Miscarriages aren’t always quick
While this isn’t the case for everyone, I walked around with a dead baby inside of me for two months. Looking back, we should have immediately found a new OBGYN, but the shock of loss and the logistics of Covid in Los Angeles made doing that extra challenging. While I am victim-blaming myself here, I shouldn’t have let my emotions get the best of me.
After speaking with several medical professionals who were not my doctor, we were told it was best to go to the emergency room and lie and say I had a fever so they would give me a D&C.
I finally thought I would be treated properly in the hospital, but that didn’t happen. The physician’s assistant, (no, I didn’t see an MD in the emergency room) told me the laborist didn’t want to call my insurance company and ask for a D&C because he didn’t think they would cover it. It was yet another medical professional acting as if my loss was an inconvenience for him. I wanted to speak with him directly, but he refused even a phone call with me.
While a prescription for Cytotec got the job done, it was traumatic for me to pass the baby at home.
For such an apparently woke, feminist world, the medical system, even for women’s health is, at least in my experience, grossly misogynist. The emergency room didn’t even have stirrups in the ultrasound and I was forced to keep my body in a triangle yoga pose for fifteen minutes straight with a probe inside of me. Obstetrics and gynecology aren’t Twitter, and we can’t cancel even the worst medical professionals.
I hated my body and still kind of do
This might actually be one of the hardest things to write, but I want to share it because I can’t be the only person who feels this way. For weeks after the miscarriage, I was angry with my body. Although, after a lot of testing, we learned the loss was most likely due to a genetic defect.
My body also changed a lot.
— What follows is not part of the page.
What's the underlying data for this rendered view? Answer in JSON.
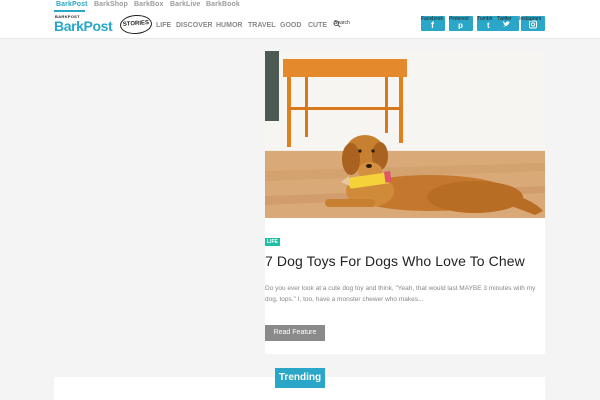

I’m a full cup size larger and honestly, I’ve been rotating between three bras for a year because I thought I would be pregnant by now. A portion of my wardrobe doesn’t fit properly, and I’ve thrown out or given away garbage bags of clothing in frustration. There are times when I can’t look at my body when I shower because I hate it so much. Logically, I know this doesn’t make sense.
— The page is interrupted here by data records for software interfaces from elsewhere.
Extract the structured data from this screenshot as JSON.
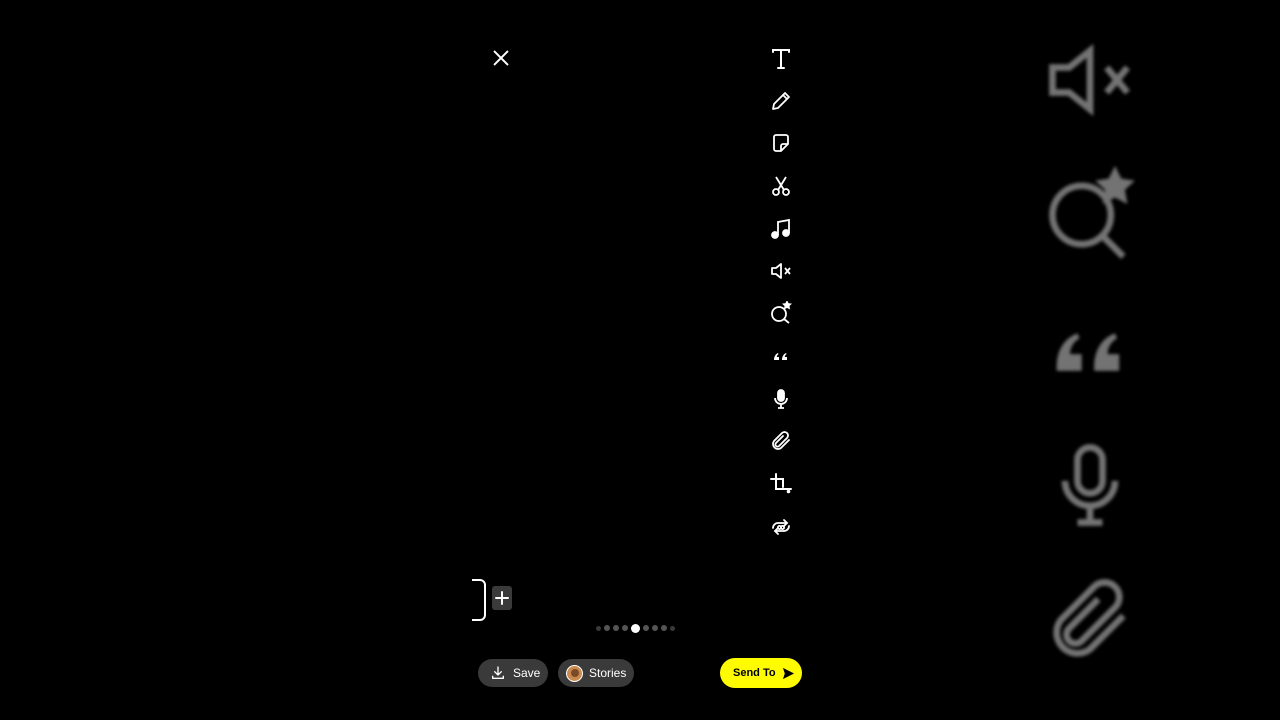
{
  "toolbar": {
    "tools": [
      {
        "name": "text",
        "icon": "text-icon"
      },
      {
        "name": "draw",
        "icon": "pencil-icon"
      },
      {
        "name": "sticker",
        "icon": "sticker-icon"
      },
      {
        "name": "scissors",
        "icon": "scissors-icon"
      },
      {
        "name": "music",
        "icon": "music-note-icon"
      },
      {
        "name": "mute",
        "icon": "speaker-muted-icon"
      },
      {
        "name": "lens",
        "icon": "lens-search-icon"
      },
      {
        "name": "quote",
        "icon": "quote-icon"
      },
      {
        "name": "voiceover",
        "icon": "microphone-icon"
      },
      {
        "name": "attachment",
        "icon": "paperclip-icon"
      },
      {
        "name": "crop",
        "icon": "crop-icon"
      },
      {
        "name": "loop",
        "icon": "loop-icon"
      }
    ]
  },
  "pager": {
    "total": 9,
    "active_index": 4
  },
  "bottom_bar": {
    "save_label": "Save",
    "stories_label": "Stories",
    "send_label": "Send To"
  },
  "colors": {
    "background": "#000000",
    "pill": "#3a3a3a",
    "send_accent": "#fffc00",
    "icon": "#ffffff"
  }
}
No, there isn’t a reason for everything
I’m a spiritual person who talks to God multiple times a day. While many of us have our own spirituality, there are some general tropes that come up when you miscarry. It’s so hard to talk about pregnancy loss and then an ignorant person comes along and says, “things happen for a reason.” That’s complete bullshit.
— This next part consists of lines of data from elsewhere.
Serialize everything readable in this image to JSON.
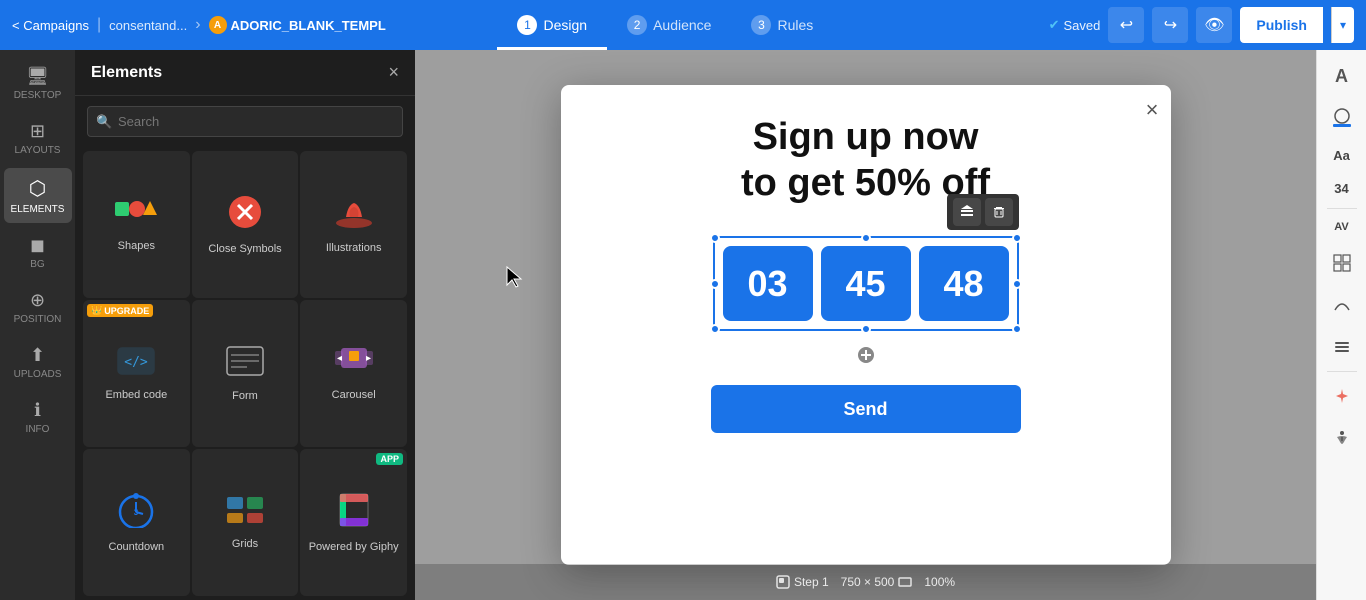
{
  "nav": {
    "back_label": "< Campaigns",
    "breadcrumb": "consentand...",
    "campaign_name": "ADORIC_BLANK_TEMPL",
    "tabs": [
      {
        "num": "1",
        "label": "Design",
        "active": true
      },
      {
        "num": "2",
        "label": "Audience",
        "active": false
      },
      {
        "num": "3",
        "label": "Rules",
        "active": false
      }
    ],
    "saved_label": "Saved",
    "undo_icon": "↩",
    "redo_icon": "↪",
    "preview_icon": "👁",
    "publish_label": "Publish",
    "publish_arrow": "▾"
  },
  "left_sidebar": {
    "items": [
      {
        "id": "desktop",
        "icon": "🖥",
        "label": "DESKTOP"
      },
      {
        "id": "layouts",
        "icon": "⊞",
        "label": "LAYOUTS"
      },
      {
        "id": "elements",
        "icon": "⬡",
        "label": "ELEMENTS",
        "active": true
      },
      {
        "id": "bg",
        "icon": "🎨",
        "label": "BG"
      },
      {
        "id": "position",
        "icon": "⊕",
        "label": "POSITION"
      },
      {
        "id": "uploads",
        "icon": "⬆",
        "label": "UPLOADS"
      },
      {
        "id": "info",
        "icon": "ℹ",
        "label": "INFO"
      }
    ]
  },
  "elements_panel": {
    "title": "Elements",
    "close_label": "×",
    "search_placeholder": "Search",
    "items": [
      {
        "id": "shapes",
        "label": "Shapes",
        "icon": "shapes",
        "badge": null
      },
      {
        "id": "close-symbols",
        "label": "Close Symbols",
        "icon": "close",
        "badge": null
      },
      {
        "id": "illustrations",
        "label": "Illustrations",
        "icon": "illustration",
        "badge": null
      },
      {
        "id": "embed-code",
        "label": "Embed code",
        "icon": "embed",
        "badge": "UPGRADE"
      },
      {
        "id": "form",
        "label": "Form",
        "icon": "form",
        "badge": null
      },
      {
        "id": "carousel",
        "label": "Carousel",
        "icon": "carousel",
        "badge": null
      },
      {
        "id": "countdown",
        "label": "Countdown",
        "icon": "countdown",
        "badge": null
      },
      {
        "id": "grids",
        "label": "Grids",
        "icon": "grids",
        "badge": null
      },
      {
        "id": "powered-by-giphy",
        "label": "Powered by Giphy",
        "icon": "giphy",
        "badge": "APP"
      }
    ]
  },
  "popup": {
    "heading_line1": "Sign up now",
    "heading_line2": "to get 50% off",
    "countdown": {
      "blocks": [
        {
          "value": "03"
        },
        {
          "value": "45"
        },
        {
          "value": "48"
        }
      ]
    },
    "send_button_label": "Send",
    "close_icon": "×"
  },
  "toolbar": {
    "layers_icon": "⊕",
    "delete_icon": "🗑"
  },
  "status_bar": {
    "step_label": "Step 1",
    "dimensions": "750 × 500",
    "zoom": "100%"
  },
  "right_panel": {
    "font_icon": "A",
    "color_icon": "🎨",
    "font_size_label": "Aa",
    "number_label": "34",
    "av_label": "AV",
    "grid_icon": "⊞",
    "curve_icon": "⌒",
    "spacing_icon": "⊟",
    "magic_icon": "✦",
    "accessibility_icon": "♿"
  }
}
As I came to realize multiple times during this ordeal, but particularly while watching an interview with Jordan Turpin— God (or fill in your spiritual deity here), gives babies to terrible people. It doesn’t make any sense but even the dregs of humanity have perfectly healthy pregnancies.
However, when spiritual thought leader Gabby Bernstein talked about her miscarriage, things changed for me. If God did this to someone who helps numerous people every day, it proves to me that some things in this world can’t be explained or justified. I am forced to accept this.
Remember your partner
It’s important to remember your partner also suffered a loss. Although their body may not be physically connected, that child was still a part of them. Cry together and go out on date nights. Order the good wine. Lay in bed and cuddle. Miscarriages can be a lot on a relationship, but you two need each other more than ever right now. Give your partner as much grace as you give yourself. After all, nothing in life can ever prepare you for the loss of an unborn child.
While I’d like to say something good came out of this, or I’m expecting my rainbow baby soon, neither one of those things has happened as of this moment. However painful this was to write, I hope that it helps even just one person dealing with miscarriage feel a little bit less alone.